Culinary traditions in Brazil are heavily influenced by the African culture that travelled to the country with the slaves, and they vary greatly from region to region. For example, you can taste incredible fruit juice from fruits you have probably never heard of before, and a meal of grilled fish in a beach restaurant is an absolute ‘must’. Make sure to try the bean dish called feijoada and to sample a caipirinha – a drink made from lime and cane sugar rum.
We will send you your flight reservation as soon as you book your trip. You can see times and routes on the itinerary. It is important to check your name for spelling mistakes. The name on the reservation must be exactly as in your passport. If you have any comments on the itinerary or find mistakes in the names, please contact us immediately.
Today, there are only electronic airline tickets (e-tickets), so you do not receive a physical ticket for use at the airport check-in. When you check in at the airport, you use your passport and a booking reference. The booking reference is on your itinerary.
Once you have purchased a tour through us, you will receive our service letter before your departure. The service letter contains important information about online check-in, what to do in the event of a delay, our agreed guidelines for tips, etc. In addition, you will find important telephone numbers for our local agents as well as our emergency telephone number.
So it is important that you print out the service letter and bring it with you.
We recommend that you make a seat reservation on the plane. Many airlines also offer to upgrade reserved tickets for seats with extra space and comfort, e.g. Economy Comfort at KLM and Premium Voyageur at Air France. You can do this through the airline’s website.

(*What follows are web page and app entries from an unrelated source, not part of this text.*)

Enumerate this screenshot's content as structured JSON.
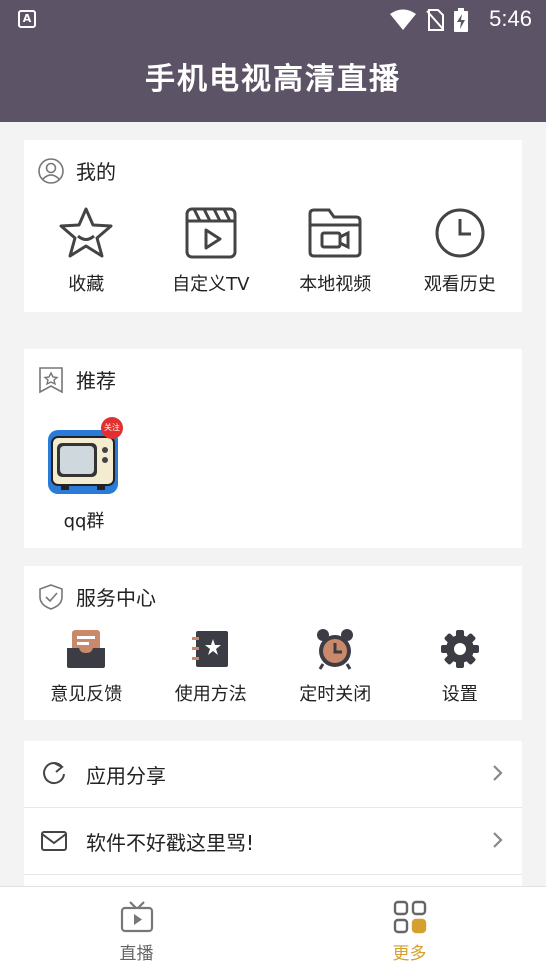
{
  "status_bar": {
    "time": "5:46",
    "app_badge": "A"
  },
  "header": {
    "title": "手机电视高清直播"
  },
  "mine": {
    "title": "我的",
    "items": [
      {
        "label": "收藏",
        "icon": "star-icon"
      },
      {
        "label": "自定义TV",
        "icon": "video-clapper-icon"
      },
      {
        "label": "本地视频",
        "icon": "video-folder-icon"
      },
      {
        "label": "观看历史",
        "icon": "clock-icon"
      }
    ]
  },
  "recommend": {
    "title": "推荐",
    "items": [
      {
        "label": "qq群",
        "badge": "关注",
        "icon": "tv-app-icon"
      }
    ]
  },
  "service": {
    "title": "服务中心",
    "items": [
      {
        "label": "意见反馈",
        "icon": "feedback-tray-icon"
      },
      {
        "label": "使用方法",
        "icon": "manual-book-icon"
      },
      {
        "label": "定时关闭",
        "icon": "alarm-clock-icon"
      },
      {
        "label": "设置",
        "icon": "gear-icon"
      }
    ]
  },
  "list": [
    {
      "label": "应用分享",
      "icon": "share-refresh-icon"
    },
    {
      "label": "软件不好戳这里骂!",
      "icon": "mail-icon"
    }
  ],
  "bottom_nav": {
    "tabs": [
      {
        "label": "直播",
        "icon": "tv-play-icon",
        "active": false
      },
      {
        "label": "更多",
        "icon": "grid-icon",
        "active": true
      }
    ],
    "active_color": "#d4a030",
    "inactive_color": "#666666"
  },
  "colors": {
    "header_bg": "#5c5366",
    "background": "#f3f3f4",
    "badge_red": "#e23030"
  }
}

Most airlines have a point in the menu called “manage my booking”. Please note that many airlines require payment for seat reservation, so you should have your credit/debit card to hand when you get started.
Unfortunately, rules differ as to when seat reservation is opened. We recommend that you try to make a seat reservation as early as possible and you will then know when you can make a seat reservation if it cannot be done right away. It is very common for seat reservation to be opened between 72 and 24 hours before departure.
We work with many different airlines to Brazil, so there may be variations in the amount of luggage you are allowed to bring with you as both checked luggage and hand luggage. Check the information about this on your airline ticket, and contact us if you have any questions.
You and your travel companion should pack your luggage so that you can both make so without one item of luggage if the other is lost or delayed. While it is unlikely to happen, the problem may arise. If it does, it may take a few days before your luggage is delivered to the hotel where you are staying.
So make sure to carry all your important, indispensable items in your hand luggage: passport, visa, plane tickets, insurance papers, credit card(s), cash, prescriptions, information about any special medical conditions you may have along with essential medicine, allergy medicine, treatments for sudden stomach problems (such as Imodium) and pain killers (Panodil and/or Ipren, for example). You should also carry your camera, binoculars and other valuables in your hand luggage.
You may find yourself sitting in a draught from the air conditioning in the plane, so make sure to pack a warm jumper or jacket in your hand luggage.
On arrival at the different airports in Brazil, you will be met by our local representative who will be waiting for you in the arrival hall with a sign bearing your name. You will be driven to the airport again on departure. You will be informed of your pick-up time when you arrive in Brazil.